Unlikely Allies Team Up For Tuna
Andy Revkin of The New York Times gave space in his Dot Earth blog this week for discussion on Atlantic bluefin tuna, just as the public comment period on a proposed rule on tuna fishing winds down (the deadline for comment is this Friday).
Revkin posted a “My Dot” column from Lee Crockett, U.S. Oceans director for The Pew Charitable Trusts. As Talking Fish has reported, Crockett is critical of some parts of what NOAA fisheries officials are proposing.
“The most controversial part of the proposal is a large increase in the quota for the fishermen who use surface longlines,” Crockett wrote, when “their method of fishing has essentially been the problem.”
Surface longline vessels needlessly killed and discarded nearly a quarter of the United States’ entire bluefin quota in 2012, an estimated 239.5 metric tons of dead Atlantic bluefin tuna. NOAA’s proposal would give those fishermen more quota to make up for their waste.
As Crockett pointed out, that effectively denies those fish to the bluefin tuna fishermen who use more selective gear—many of them here in New England, where rod and reel or harpoons are the preferred gear.
“In short, NOAA’s solution to the incidental catch of bluefin tuna by surface longline fishermen is to allow them a larger share of the quota,” Crockett wrote. “That’s not conservation, that’s a giveaway.”
The comments from Dot Earth readers showed that Pew has some unlikely allies on this issue. David Schalit, a bluefin fisherman from New York, wrote that he and others in the industry rarely see eye-to-eye with Pew. “You might say that, in the past, we were arch enemies,” Schalit wrote.
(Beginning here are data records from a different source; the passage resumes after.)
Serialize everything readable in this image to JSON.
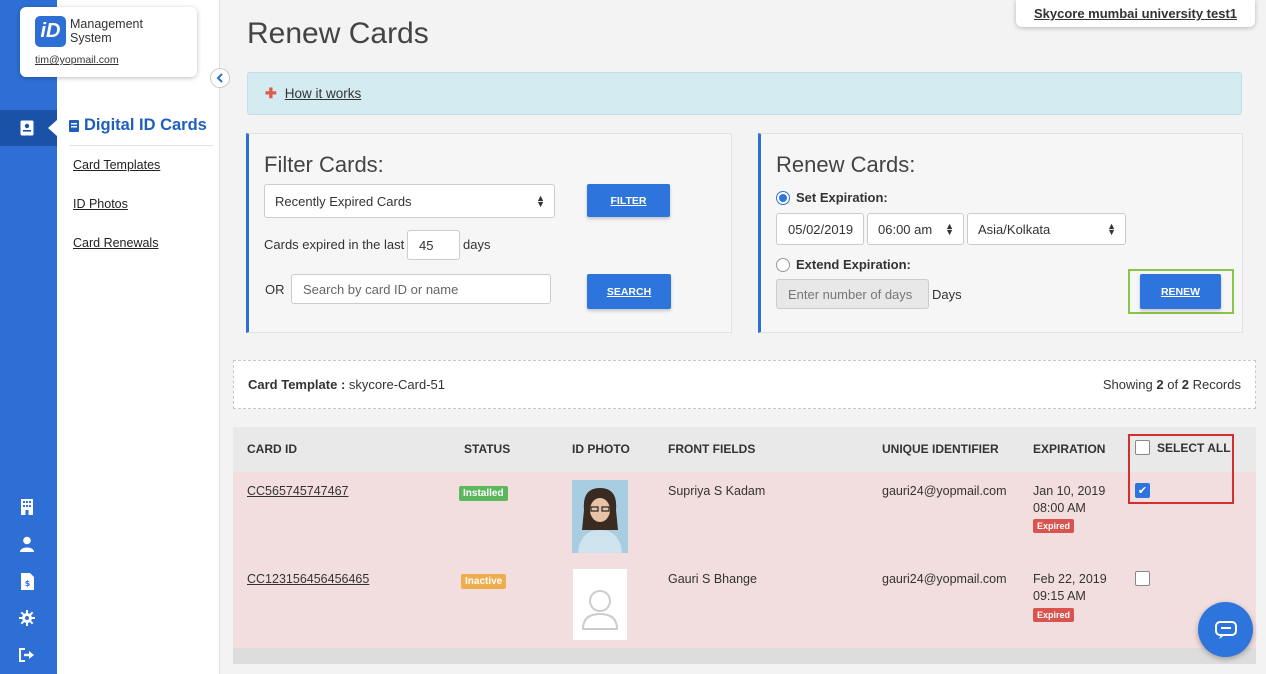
{
  "app": {
    "logo_mark": "iD",
    "logo_line1": "Management",
    "logo_line2": "System",
    "user_email": "tim@yopmail.com",
    "org_name": "Skycore mumbai university test1"
  },
  "sidebar": {
    "title": "Digital ID Cards",
    "items": [
      {
        "label": "Card Templates"
      },
      {
        "label": "ID Photos"
      },
      {
        "label": "Card Renewals"
      }
    ]
  },
  "page": {
    "title": "Renew Cards",
    "how_it_works": "How it works"
  },
  "filter": {
    "title": "Filter Cards:",
    "select_value": "Recently Expired Cards",
    "filter_button": "FILTER",
    "expired_label": "Cards expired in the last",
    "days_value": "45",
    "days_label": "days",
    "or_label": "OR",
    "search_placeholder": "Search by card ID or name",
    "search_button": "SEARCH"
  },
  "renew": {
    "title": "Renew Cards:",
    "set_expiration_label": "Set Expiration:",
    "date_value": "05/02/2019",
    "time_value": "06:00 am",
    "timezone_value": "Asia/Kolkata",
    "extend_expiration_label": "Extend Expiration:",
    "days_placeholder": "Enter number of days",
    "days_suffix": "Days",
    "renew_button": "RENEW"
  },
  "template_bar": {
    "label": "Card Template :",
    "value": "skycore-Card-51",
    "showing_prefix": "Showing",
    "showing_count": "2",
    "showing_of": "of",
    "showing_total": "2",
    "showing_suffix": "Records"
  },
  "table": {
    "headers": {
      "card_id": "CARD ID",
      "status": "STATUS",
      "id_photo": "ID PHOTO",
      "front_fields": "FRONT FIELDS",
      "unique_identifier": "UNIQUE IDENTIFIER",
      "expiration": "EXPIRATION",
      "select_all": "SELECT ALL"
    },
    "rows": [
      {
        "card_id": "CC565745747467",
        "status": "Installed",
        "front_fields": "Supriya S Kadam",
        "unique_identifier": "gauri24@yopmail.com",
        "exp_date": "Jan 10, 2019",
        "exp_time": "08:00 AM",
        "exp_badge": "Expired",
        "selected": true
      },
      {
        "card_id": "CC123156456456465",
        "status": "Inactive",
        "front_fields": "Gauri S Bhange",
        "unique_identifier": "gauri24@yopmail.com",
        "exp_date": "Feb 22, 2019",
        "exp_time": "09:15 AM",
        "exp_badge": "Expired",
        "selected": false
      }
    ]
  },
  "colors": {
    "primary": "#2d6fd4",
    "installed": "#5cb85c",
    "inactive": "#f0ad4e",
    "expired": "#d9534f",
    "row_bg": "#f2dede"
  }
}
But now, he said, they have “achieved an historic alliance.”
“Much to our surprise we have found that we are in complete agreement as to how this problem should be solved,” Schalit wrote. “I hope that we can continue this excellent work in the future.”